[Recorded data]
Segment Open

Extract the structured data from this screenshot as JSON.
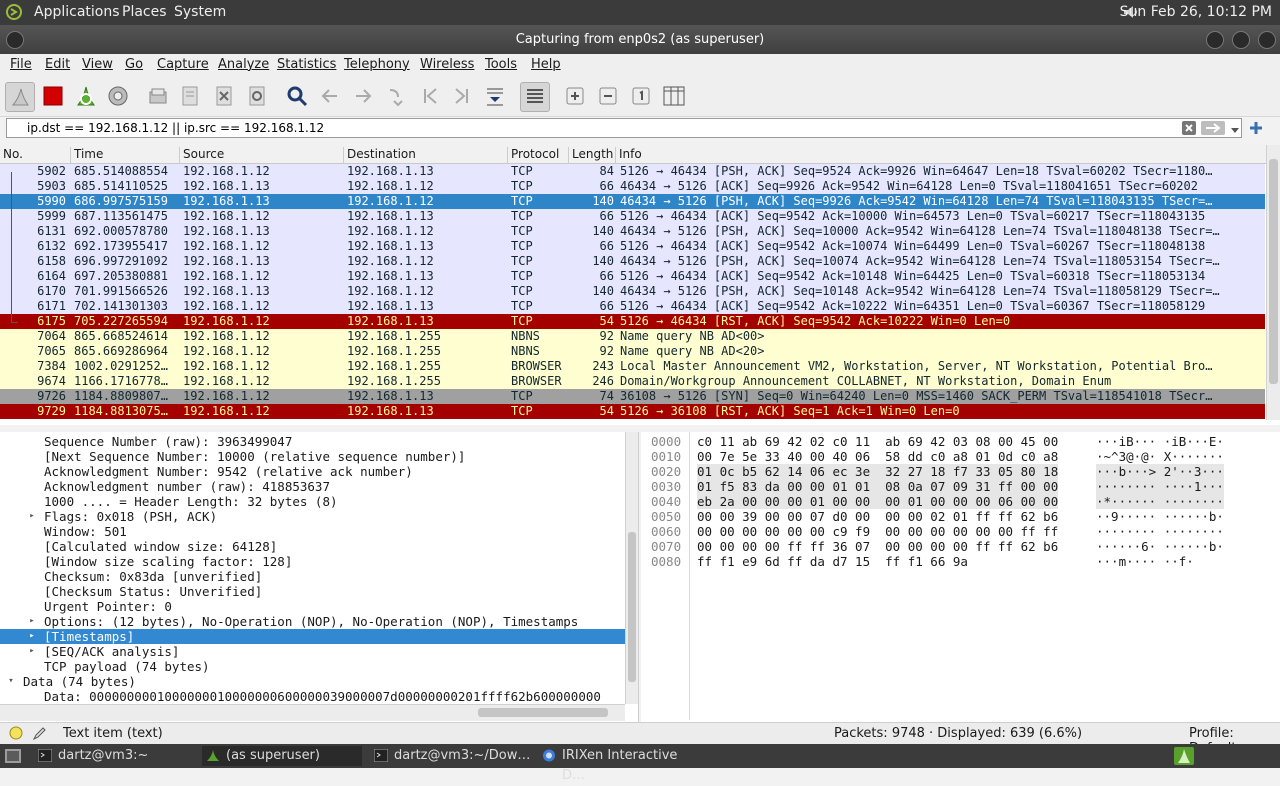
{
  "top_panel": {
    "menus": [
      "Applications",
      "Places",
      "System"
    ],
    "clock": "Sun Feb 26, 10:12 PM"
  },
  "window": {
    "title": "Capturing from enp0s2 (as superuser)"
  },
  "menubar": [
    "File",
    "Edit",
    "View",
    "Go",
    "Capture",
    "Analyze",
    "Statistics",
    "Telephony",
    "Wireless",
    "Tools",
    "Help"
  ],
  "toolbar": [
    "shark-fin-start-icon",
    "stop-capture-icon",
    "restart-capture-icon",
    "capture-options-icon",
    "open-file-icon",
    "save-file-icon",
    "close-file-icon",
    "reload-file-icon",
    "find-packet-icon",
    "go-back-icon",
    "go-forward-icon",
    "go-to-packet-icon",
    "first-packet-icon",
    "last-packet-icon",
    "auto-scroll-icon",
    "colorize-icon",
    "zoom-in-icon",
    "zoom-out-icon",
    "normal-size-icon",
    "resize-columns-icon"
  ],
  "filter": {
    "value": "ip.dst == 192.168.1.12 || ip.src == 192.168.1.12"
  },
  "packet_list": {
    "columns": [
      "No.",
      "Time",
      "Source",
      "Destination",
      "Protocol",
      "Length",
      "Info"
    ],
    "rows": [
      {
        "no": "5902",
        "time": "685.514088554",
        "src": "192.168.1.12",
        "dst": "192.168.1.13",
        "proto": "TCP",
        "len": "84",
        "info": "5126 → 46434 [PSH, ACK] Seq=9524 Ack=9926 Win=64647 Len=18 TSval=60202 TSecr=1180…",
        "bg": "#e7e6ff",
        "fg": "#12272e"
      },
      {
        "no": "5903",
        "time": "685.514110525",
        "src": "192.168.1.13",
        "dst": "192.168.1.12",
        "proto": "TCP",
        "len": "66",
        "info": "46434 → 5126 [ACK] Seq=9926 Ack=9542 Win=64128 Len=0 TSval=118041651 TSecr=60202",
        "bg": "#e7e6ff",
        "fg": "#12272e"
      },
      {
        "no": "5990",
        "time": "686.997575159",
        "src": "192.168.1.13",
        "dst": "192.168.1.12",
        "proto": "TCP",
        "len": "140",
        "info": "46434 → 5126 [PSH, ACK] Seq=9926 Ack=9542 Win=64128 Len=74 TSval=118043135 TSecr=…",
        "bg": "#2e86c9",
        "fg": "#ffffff"
      },
      {
        "no": "5999",
        "time": "687.113561475",
        "src": "192.168.1.12",
        "dst": "192.168.1.13",
        "proto": "TCP",
        "len": "66",
        "info": "5126 → 46434 [ACK] Seq=9542 Ack=10000 Win=64573 Len=0 TSval=60217 TSecr=118043135",
        "bg": "#e7e6ff",
        "fg": "#12272e"
      },
      {
        "no": "6131",
        "time": "692.000578780",
        "src": "192.168.1.13",
        "dst": "192.168.1.12",
        "proto": "TCP",
        "len": "140",
        "info": "46434 → 5126 [PSH, ACK] Seq=10000 Ack=9542 Win=64128 Len=74 TSval=118048138 TSecr=…",
        "bg": "#e7e6ff",
        "fg": "#12272e"
      },
      {
        "no": "6132",
        "time": "692.173955417",
        "src": "192.168.1.12",
        "dst": "192.168.1.13",
        "proto": "TCP",
        "len": "66",
        "info": "5126 → 46434 [ACK] Seq=9542 Ack=10074 Win=64499 Len=0 TSval=60267 TSecr=118048138",
        "bg": "#e7e6ff",
        "fg": "#12272e"
      },
      {
        "no": "6158",
        "time": "696.997291092",
        "src": "192.168.1.13",
        "dst": "192.168.1.12",
        "proto": "TCP",
        "len": "140",
        "info": "46434 → 5126 [PSH, ACK] Seq=10074 Ack=9542 Win=64128 Len=74 TSval=118053154 TSecr=…",
        "bg": "#e7e6ff",
        "fg": "#12272e"
      },
      {
        "no": "6164",
        "time": "697.205380881",
        "src": "192.168.1.12",
        "dst": "192.168.1.13",
        "proto": "TCP",
        "len": "66",
        "info": "5126 → 46434 [ACK] Seq=9542 Ack=10148 Win=64425 Len=0 TSval=60318 TSecr=118053134",
        "bg": "#e7e6ff",
        "fg": "#12272e"
      },
      {
        "no": "6170",
        "time": "701.991566526",
        "src": "192.168.1.13",
        "dst": "192.168.1.12",
        "proto": "TCP",
        "len": "140",
        "info": "46434 → 5126 [PSH, ACK] Seq=10148 Ack=9542 Win=64128 Len=74 TSval=118058129 TSecr=…",
        "bg": "#e7e6ff",
        "fg": "#12272e"
      },
      {
        "no": "6171",
        "time": "702.141301303",
        "src": "192.168.1.12",
        "dst": "192.168.1.13",
        "proto": "TCP",
        "len": "66",
        "info": "5126 → 46434 [ACK] Seq=9542 Ack=10222 Win=64351 Len=0 TSval=60367 TSecr=118058129",
        "bg": "#e7e6ff",
        "fg": "#12272e"
      },
      {
        "no": "6175",
        "time": "705.227265594",
        "src": "192.168.1.12",
        "dst": "192.168.1.13",
        "proto": "TCP",
        "len": "54",
        "info": "5126 → 46434 [RST, ACK] Seq=9542 Ack=10222 Win=0 Len=0",
        "bg": "#a40000",
        "fg": "#fffc9c"
      },
      {
        "no": "7064",
        "time": "865.668524614",
        "src": "192.168.1.12",
        "dst": "192.168.1.255",
        "proto": "NBNS",
        "len": "92",
        "info": "Name query NB AD<00>",
        "bg": "#fefed0",
        "fg": "#12272e"
      },
      {
        "no": "7065",
        "time": "865.669286964",
        "src": "192.168.1.12",
        "dst": "192.168.1.255",
        "proto": "NBNS",
        "len": "92",
        "info": "Name query NB AD<20>",
        "bg": "#fefed0",
        "fg": "#12272e"
      },
      {
        "no": "7384",
        "time": "1002.0291252…",
        "src": "192.168.1.12",
        "dst": "192.168.1.255",
        "proto": "BROWSER",
        "len": "243",
        "info": "Local Master Announcement VM2, Workstation, Server, NT Workstation, Potential Bro…",
        "bg": "#fefed0",
        "fg": "#12272e"
      },
      {
        "no": "9674",
        "time": "1166.1716778…",
        "src": "192.168.1.12",
        "dst": "192.168.1.255",
        "proto": "BROWSER",
        "len": "246",
        "info": "Domain/Workgroup Announcement COLLABNET, NT Workstation, Domain Enum",
        "bg": "#fefed0",
        "fg": "#12272e"
      },
      {
        "no": "9726",
        "time": "1184.8809807…",
        "src": "192.168.1.12",
        "dst": "192.168.1.13",
        "proto": "TCP",
        "len": "74",
        "info": "36108 → 5126 [SYN] Seq=0 Win=64240 Len=0 MSS=1460 SACK_PERM TSval=118541018 TSecr…",
        "bg": "#a0a0a0",
        "fg": "#12272e"
      },
      {
        "no": "9729",
        "time": "1184.8813075…",
        "src": "192.168.1.12",
        "dst": "192.168.1.13",
        "proto": "TCP",
        "len": "54",
        "info": "5126 → 36108 [RST, ACK] Seq=1 Ack=1 Win=0 Len=0",
        "bg": "#a40000",
        "fg": "#fffc9c"
      }
    ]
  },
  "details": [
    {
      "indent": 1,
      "arrow": "",
      "text": "Sequence Number (raw): 3963499047"
    },
    {
      "indent": 1,
      "arrow": "",
      "text": "[Next Sequence Number: 10000    (relative sequence number)]"
    },
    {
      "indent": 1,
      "arrow": "",
      "text": "Acknowledgment Number: 9542    (relative ack number)"
    },
    {
      "indent": 1,
      "arrow": "",
      "text": "Acknowledgment number (raw): 418853637"
    },
    {
      "indent": 1,
      "arrow": "",
      "text": "1000 .... = Header Length: 32 bytes (8)"
    },
    {
      "indent": 1,
      "arrow": "▸",
      "text": "Flags: 0x018 (PSH, ACK)"
    },
    {
      "indent": 1,
      "arrow": "",
      "text": "Window: 501"
    },
    {
      "indent": 1,
      "arrow": "",
      "text": "[Calculated window size: 64128]"
    },
    {
      "indent": 1,
      "arrow": "",
      "text": "[Window size scaling factor: 128]"
    },
    {
      "indent": 1,
      "arrow": "",
      "text": "Checksum: 0x83da [unverified]"
    },
    {
      "indent": 1,
      "arrow": "",
      "text": "[Checksum Status: Unverified]"
    },
    {
      "indent": 1,
      "arrow": "",
      "text": "Urgent Pointer: 0"
    },
    {
      "indent": 1,
      "arrow": "▸",
      "text": "Options: (12 bytes), No-Operation (NOP), No-Operation (NOP), Timestamps"
    },
    {
      "indent": 1,
      "arrow": "▸",
      "text": "[Timestamps]",
      "selected": true
    },
    {
      "indent": 1,
      "arrow": "▸",
      "text": "[SEQ/ACK analysis]"
    },
    {
      "indent": 1,
      "arrow": "",
      "text": "TCP payload (74 bytes)"
    },
    {
      "indent": 0,
      "arrow": "▾",
      "text": "Data (74 bytes)"
    },
    {
      "indent": 1,
      "arrow": "",
      "text": "Data: 0000000001000000010000000600000039000007d00000000201ffff62b600000000"
    }
  ],
  "bytes": [
    {
      "off": "0000",
      "hex": "c0 11 ab 69 42 02 c0 11  ab 69 42 03 08 00 45 00",
      "ascii": "···iB··· ·iB···E·"
    },
    {
      "off": "0010",
      "hex": "00 7e 5e 33 40 00 40 06  58 dd c0 a8 01 0d c0 a8",
      "ascii": "·~^3@·@· X·······"
    },
    {
      "off": "0020",
      "hex": "01 0c b5 62 14 06 ec 3e  32 27 18 f7 33 05 80 18",
      "ascii": "···b···> 2'··3···"
    },
    {
      "off": "0030",
      "hex": "01 f5 83 da 00 00 01 01  08 0a 07 09 31 ff 00 00",
      "ascii": "········ ····1···"
    },
    {
      "off": "0040",
      "hex": "eb 2a 00 00 00 01 00 00  00 01 00 00 00 06 00 00",
      "ascii": "·*······ ········"
    },
    {
      "off": "0050",
      "hex": "00 00 39 00 00 07 d0 00  00 00 02 01 ff ff 62 b6",
      "ascii": "··9····· ······b·"
    },
    {
      "off": "0060",
      "hex": "00 00 00 00 00 00 c9 f9  00 00 00 00 00 00 ff ff",
      "ascii": "········ ········"
    },
    {
      "off": "0070",
      "hex": "00 00 00 00 ff ff 36 07  00 00 00 00 ff ff 62 b6",
      "ascii": "······6· ······b·"
    },
    {
      "off": "0080",
      "hex": "ff f1 e9 6d ff da d7 15  ff f1 66 9a",
      "ascii": "···m···· ··f·"
    }
  ],
  "status": {
    "item": "Text item (text)",
    "packets": "Packets: 9748 · Displayed: 639 (6.6%)",
    "profile": "Profile: Default"
  },
  "taskbar": [
    {
      "label": "dartz@vm3:~",
      "icon": "terminal-icon",
      "active": false
    },
    {
      "label": "(as superuser)",
      "icon": "wireshark-icon",
      "active": true
    },
    {
      "label": "dartz@vm3:~/Dow…",
      "icon": "terminal-icon",
      "active": false
    },
    {
      "label": "IRIXen Interactive D…",
      "icon": "browser-icon",
      "active": false
    }
  ]
}
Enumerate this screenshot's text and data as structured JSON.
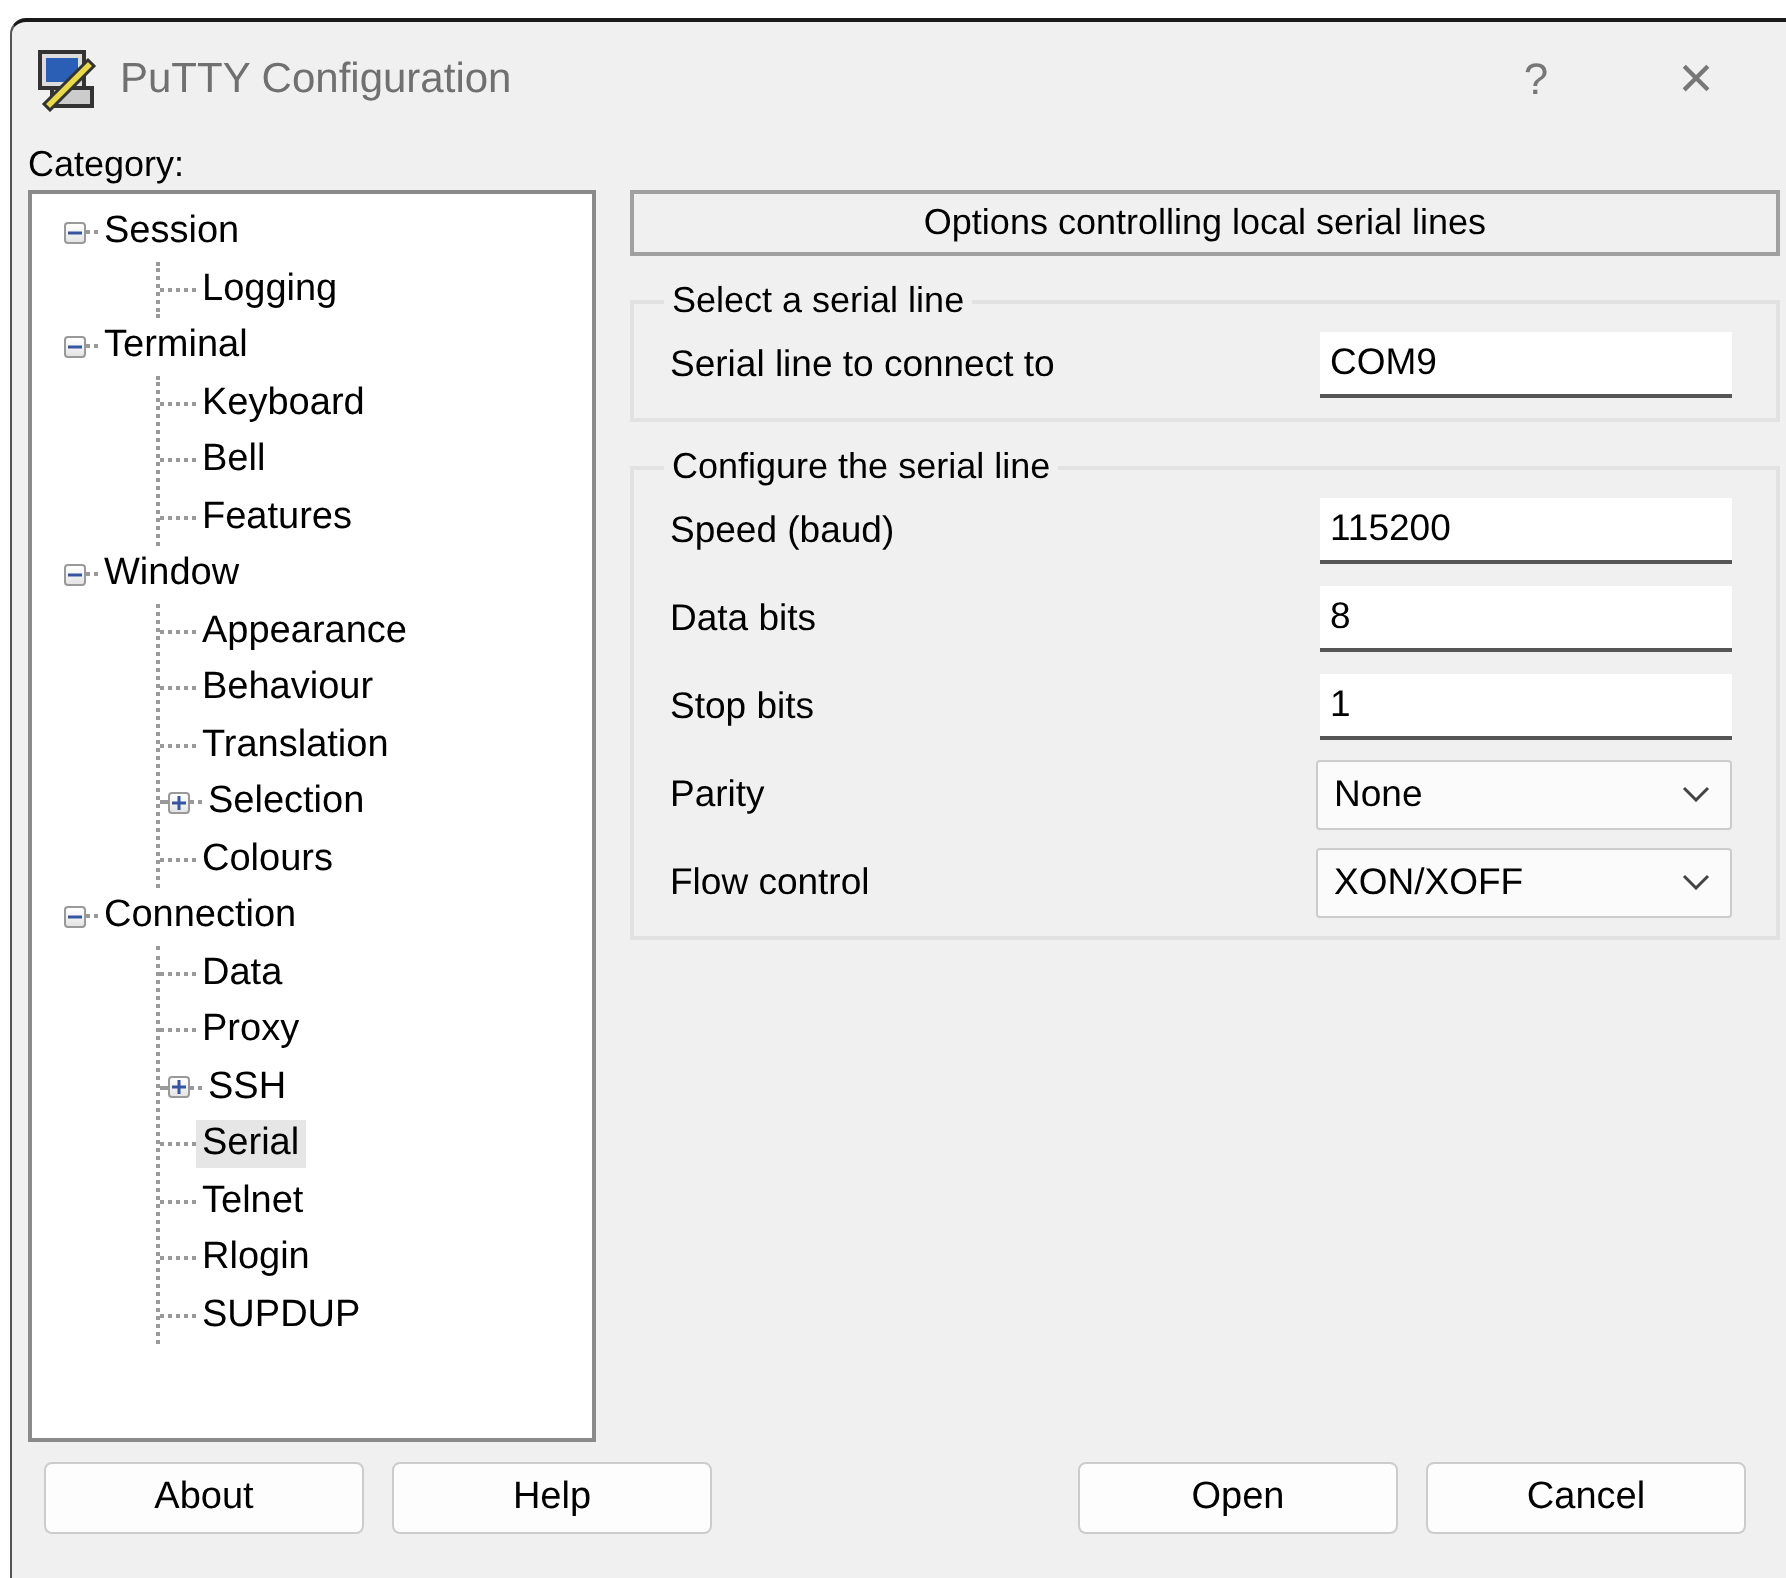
{
  "window": {
    "title": "PuTTY Configuration",
    "title_buttons": [
      "?",
      "×"
    ]
  },
  "category_label": "Category:",
  "tree": [
    {
      "label": "Session",
      "expanded": true,
      "selected": false,
      "children": [
        {
          "label": "Logging",
          "selected": false
        }
      ]
    },
    {
      "label": "Terminal",
      "expanded": true,
      "selected": false,
      "children": [
        {
          "label": "Keyboard",
          "selected": false
        },
        {
          "label": "Bell",
          "selected": false
        },
        {
          "label": "Features",
          "selected": false
        }
      ]
    },
    {
      "label": "Window",
      "expanded": true,
      "selected": false,
      "children": [
        {
          "label": "Appearance",
          "selected": false
        },
        {
          "label": "Behaviour",
          "selected": false
        },
        {
          "label": "Translation",
          "selected": false
        },
        {
          "label": "Selection",
          "expanded": false,
          "selected": false
        },
        {
          "label": "Colours",
          "selected": false
        }
      ]
    },
    {
      "label": "Connection",
      "expanded": true,
      "selected": false,
      "children": [
        {
          "label": "Data",
          "selected": false
        },
        {
          "label": "Proxy",
          "selected": false
        },
        {
          "label": "SSH",
          "expanded": false,
          "selected": false
        },
        {
          "label": "Serial",
          "selected": true
        },
        {
          "label": "Telnet",
          "selected": false
        },
        {
          "label": "Rlogin",
          "selected": false
        },
        {
          "label": "SUPDUP",
          "selected": false
        }
      ]
    }
  ],
  "panel": {
    "header": "Options controlling local serial lines",
    "groups": [
      {
        "title": "Select a serial line",
        "fields": [
          {
            "label": "Serial line to connect to",
            "kind": "text",
            "value": "COM9"
          }
        ]
      },
      {
        "title": "Configure the serial line",
        "fields": [
          {
            "label": "Speed (baud)",
            "kind": "text",
            "value": "115200"
          },
          {
            "label": "Data bits",
            "kind": "text",
            "value": "8"
          },
          {
            "label": "Stop bits",
            "kind": "text",
            "value": "1"
          },
          {
            "label": "Parity",
            "kind": "select",
            "value": "None"
          },
          {
            "label": "Flow control",
            "kind": "select",
            "value": "XON/XOFF"
          }
        ]
      }
    ]
  },
  "buttons_left": [
    "About",
    "Help"
  ],
  "buttons_right": [
    "Open",
    "Cancel"
  ]
}
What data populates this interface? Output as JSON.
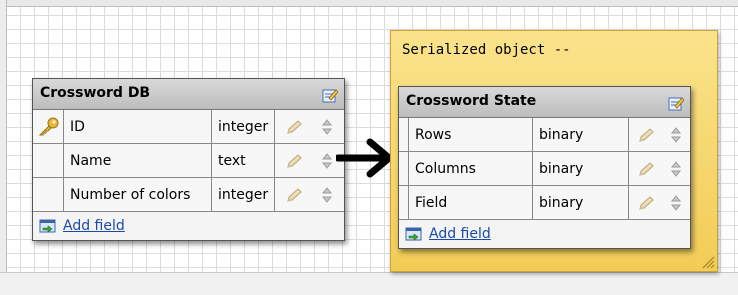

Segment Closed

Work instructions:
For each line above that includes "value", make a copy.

Answer to this task:
    "value": "ip.dst == 192.168.1.12 || ip.src == 192.168.1.12"
            "value": "COM9"
            "value": "115200"
            "value": "8"
            "value": "1"
            "value": "None"
            "value": "XON/XOFF"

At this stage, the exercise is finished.